The Muslim faces al-qibla, "the direction" (of Mecca) to pray. During prayer, ritual prostrations, sujood, are performed. These prostrations are also called ir-raka'at ("the bowings"). If possible, and especially at noon prayers on Friday, the Muslim holy day, prayer is performed in al-masjeed, "the place of prostration", or, mosque, as we know it. In Egyptian colloquial Arabic, the mosque may be known simply as ig-gamma, "the gathering place." Prayers may be led by an imam ("prayer leader," literally, "one who stands in front"), and on Friday a khutba ("sermon") will be preached by the sheikh (roughly "reverend"), also called less formally, al-khateeb ("the preacher"). Muslims are required to pray in Arabic, which they regard as a sacred tongue: the language God used to create the world (see Qur'an, s.2:117).
Features of the typical mosque include the prayer niche (mihrab ) in the wall facing Mecca; the minbar, or pulpit; and the minaret ("place of the beacon light"), the tower from which the muazin chants the call to prayer.
Sura I, Fatiha, or, "the Opening"

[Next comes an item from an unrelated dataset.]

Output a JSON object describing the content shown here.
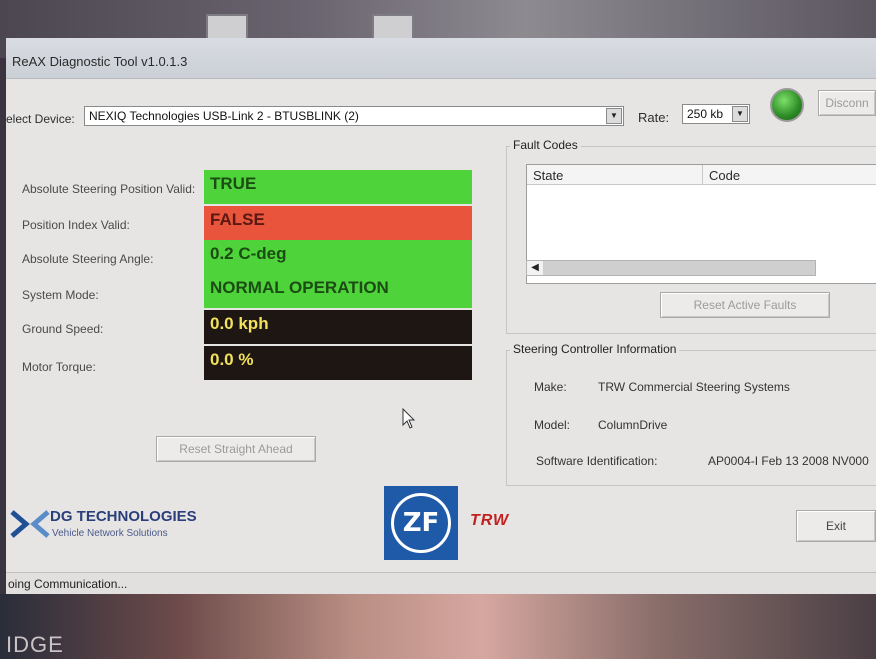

This is the most important prayer in Is lam. Recited some seventeen times daily (most often repeatedly during the five regular prayer times, but also when marriage engagements and business deals are contracted), it is among the most powerfully lyrical chapters in the Quran.
1. bismillah ir-rahman,ir-raheem. In the name of God, the Most Gracious, the Most Merciful.
2. ilhamdoolilah reb el-alameen, Praise be to God, the Cherisher and Sustainer of the Worlds;
3. irrahman-raheem, The Most Gracious, the Most Merciful;
4. Malek yom id-deen, Master of the Day of Judgment
5. ih-yaka naboodoo wuh ih-yaka nesta-een Thee do we worship, and Thine aid do we seek. ,
6. iddeen-il-siraht il-mustaqeem, Show us the straight way,
7. siraht aletheena anaamta aleihim The way of those on whom Thou hast bestowed Thy Grace,
gheir il-maghdoobi aleihim Those whose (portion)Is not wrath,
wuh lah il-dohleen. And who go not astray.
A. Yusef Ali, The Holy Quran (Brentwood, Maryland, 1983).
This is the text of the chant pilgrims recite throughout the pilgrimage to Mecca:
Labayaka, Allahumma, Labayaka, "Here I am, O God, at thy command,
Labayaka, Allahumma, Labayaka! here I am!
Lasharik lika, Labayaka! Thou art without associates, here I am!
Inna al-hamda, Thine are praise,
wuh an-nimaata, and grace,
wuh lika al-mulk. and dominion.
Lasharik lika, You have no associates,
Labayaka! Here I am!
For a concise argument in support of Islam as a force for goodness, peace, tolerance, and moderation backed up by references to the Qur'an see Jordanian King Abdullah's "Amman Message" of 2004.